Unless you are an attorney, work in some legal capacity, or have been a party to a lawsuit, you likely do not know the difference between criminal and civil law. Here is an explanation:
Criminal law deals with behavior that’s considered an offense against the public, society, or the state; the purpose of prosecution under criminal law is to punish and deter this type of wrongdoing. Some examples of behavior that would be in violation of criminal law include theft, kidnapping, murder, manslaughter, assault, and driving under the influence of drugs or alcohol (DUI).
Only the state or federal government can initiate a criminal case. The government is the prosecutor in a criminal case, a jury almost always decides the outcome, and punishment for the offender can be probation, jail or prison time, a monetary penalty or fine, and in exceptional cases, execution of the defendant.
Defendants who have been arrested and are facing criminal charges have a constitutional right to legal representation, and if they cannot afford an attorney, the state or federal government will provide one. This is the basis of what is known as the Miranda rights each defendant in a criminal case is entitled to.
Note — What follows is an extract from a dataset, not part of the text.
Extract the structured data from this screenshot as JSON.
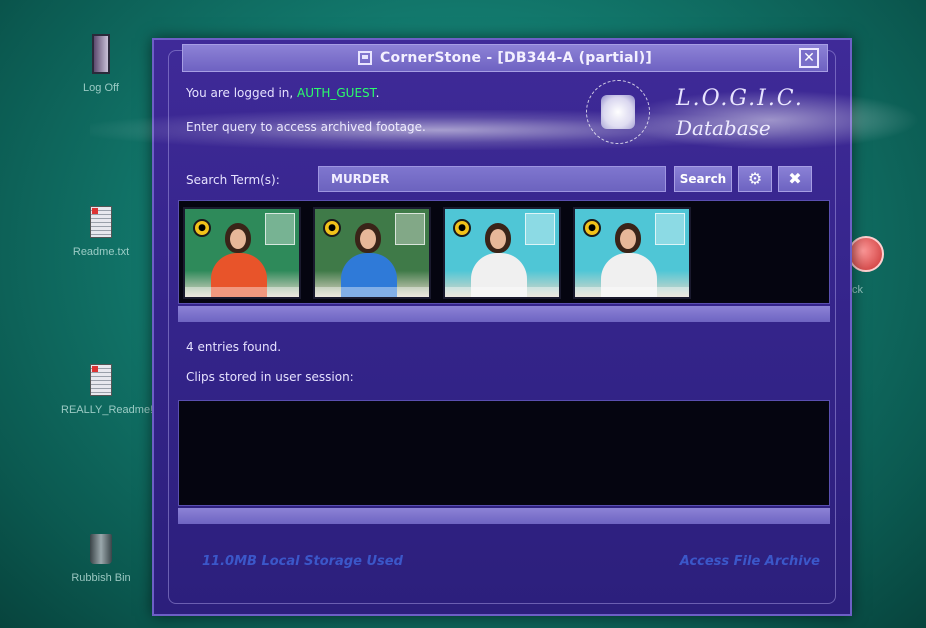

A criminal defendant is entitled to a jury trial. The standard of proof in a criminal trial is beyond a reasonable doubt, which means that if the defendant is to be found guilty, there must be no doubt in the mind of a reasonable person. There can be doubt, just no reasonable doubt, based upon the evidence. In Colorado, a criminal jury consists of 12 jurors who must come to a unanimous decision.
Civil, also known as tort law, deals with behavior that results in an injury that violates the private rights of individual, business, or government, and the purpose of a civil lawsuit is to seek monetary compensation for injured victims. Some examples of common causes of action in a civil case include libel, slander, personal injury, medical malpractice, and breach of contract.
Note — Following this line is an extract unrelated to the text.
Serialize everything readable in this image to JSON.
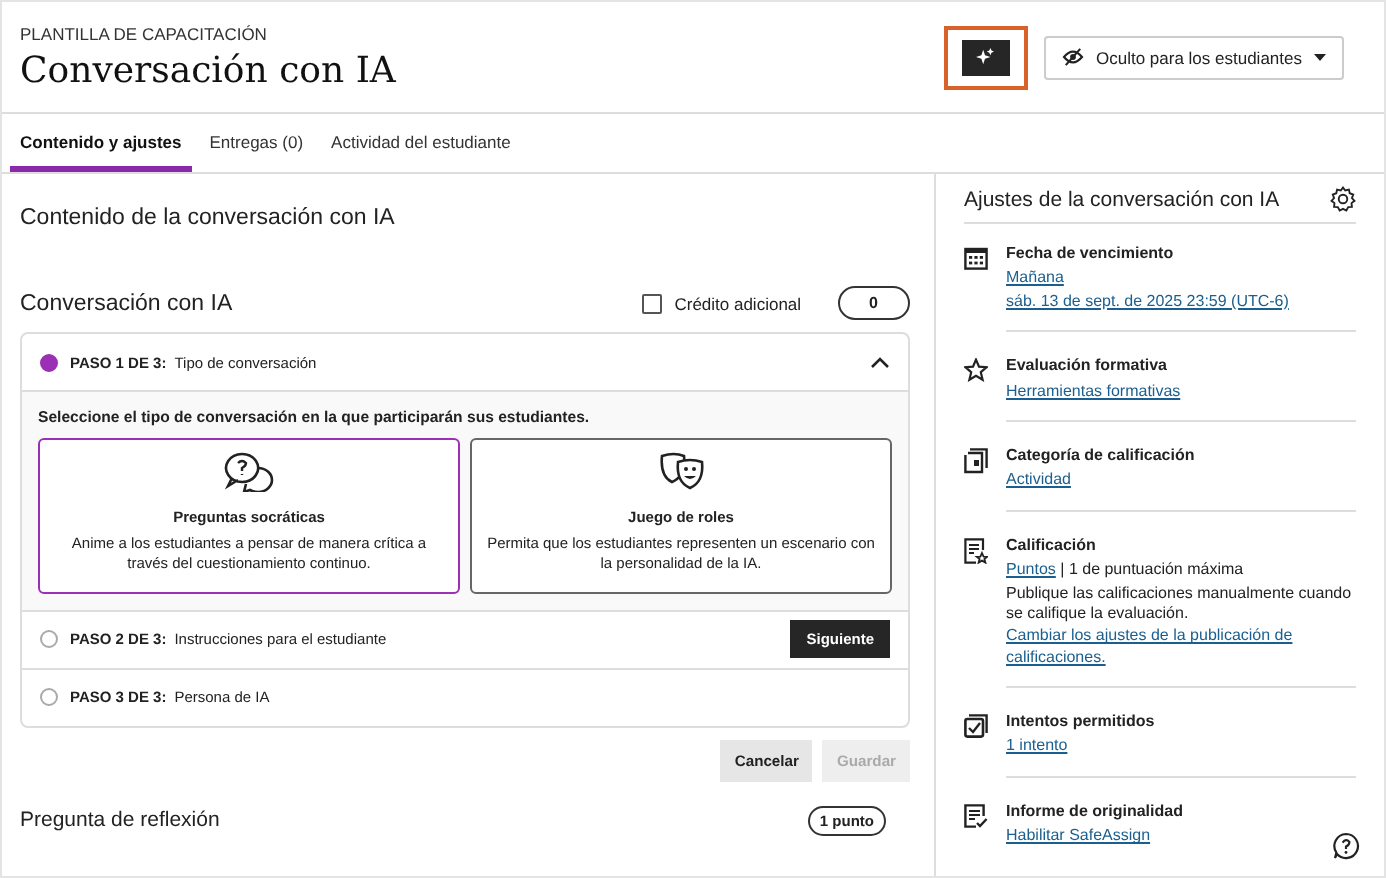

In a civil case, the parties are allowed to retain legal representation if they choose, but they must do so at their own expense. The one exception to this is a defendant in an automobile accident case who is covered by liability insurance. Depending on the terms of his or her insurance policy, his insurance carrier will likely have a duty to defend him in the lawsuit.
The burden of proof in a civil case is the preponderance of the evidence, meaning that it is more likely than not that the defendant is responsible for the injury. This is a much lower burden than the standard that must be met to obtain a conviction in a criminal case. Unlike in a criminal case, a civil jury may or may not have to be unanimous, depending on jurisdiction. A Colorado civil jury is made up of six jurors who must come to a unanimous decision.
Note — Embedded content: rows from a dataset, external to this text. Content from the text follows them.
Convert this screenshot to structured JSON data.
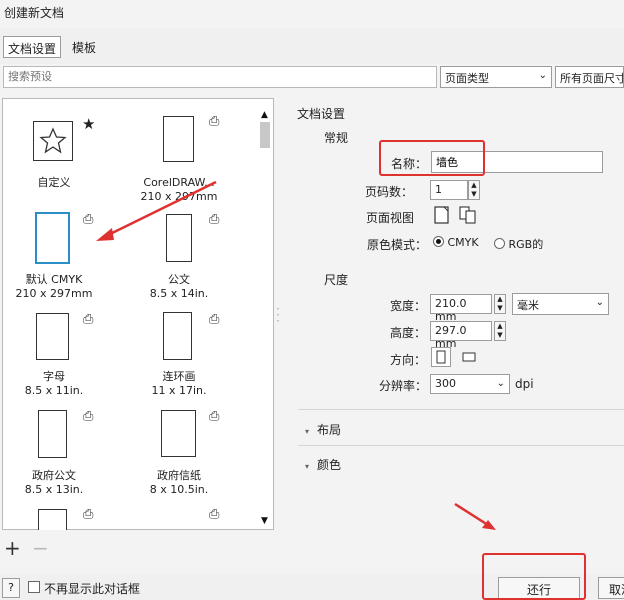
{
  "window": {
    "title": "创建新文档"
  },
  "tabs": [
    {
      "label": "文档设置",
      "active": true
    },
    {
      "label": "模板",
      "active": false
    }
  ],
  "search": {
    "placeholder": "搜索预设"
  },
  "filters": {
    "page_type": "页面类型",
    "page_size": "所有页面尺寸"
  },
  "templates": [
    {
      "name": "自定义",
      "size": "",
      "icon": "star-icon"
    },
    {
      "name": "CorelDRAW...",
      "size": "210 x 297mm",
      "icon": "printer-icon"
    },
    {
      "name": "默认 CMYK",
      "size": "210 x 297mm",
      "icon": "printer-icon",
      "selected": true
    },
    {
      "name": "公文",
      "size": "8.5 x 14in.",
      "icon": "printer-icon"
    },
    {
      "name": "字母",
      "size": "8.5 x 11in.",
      "icon": "printer-icon"
    },
    {
      "name": "连环画",
      "size": "11 x 17in.",
      "icon": "printer-icon"
    },
    {
      "name": "政府公文",
      "size": "8.5 x 13in.",
      "icon": "printer-icon"
    },
    {
      "name": "政府信纸",
      "size": "8 x 10.5in.",
      "icon": "printer-icon"
    },
    {
      "name": "",
      "size": "",
      "icon": "printer-icon"
    },
    {
      "name": "",
      "size": "",
      "icon": "printer-icon"
    }
  ],
  "preset_actions": {
    "add": "+",
    "remove": "−"
  },
  "doc_settings": {
    "heading": "文档设置",
    "general": {
      "heading": "常规",
      "name_label": "名称：",
      "name_value": "墙色",
      "pages_label": "页码数：",
      "pages_value": "1",
      "page_view_label": "页面视图",
      "color_mode_label": "原色模式：",
      "color_modes": [
        "CMYK",
        "RGB的"
      ],
      "selected_color_mode": "CMYK"
    },
    "dimensions": {
      "heading": "尺度",
      "width_label": "宽度：",
      "width_value": "210.0 mm",
      "unit_value": "毫米",
      "height_label": "高度：",
      "height_value": "297.0 mm",
      "orientation_label": "方向：",
      "resolution_label": "分辨率：",
      "resolution_value": "300",
      "resolution_unit": "dpi"
    },
    "sections": [
      "布局",
      "颜色"
    ]
  },
  "footer": {
    "help": "?",
    "dont_show_label": "不再显示此对话框",
    "ok_label": "还行",
    "cancel_label": "取消"
  },
  "annotations": {
    "highlight_color": "#e03131",
    "selection_color": "#2a8ec8"
  }
}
Although there are many differences between criminal and civil law, one legal principle holds true for both: ignorance of the law is no excuse. If you need competent legal advice from a skilled Colorado personal injury attorney, contact Dan Rosen for a free consultation to discuss the details of your injury.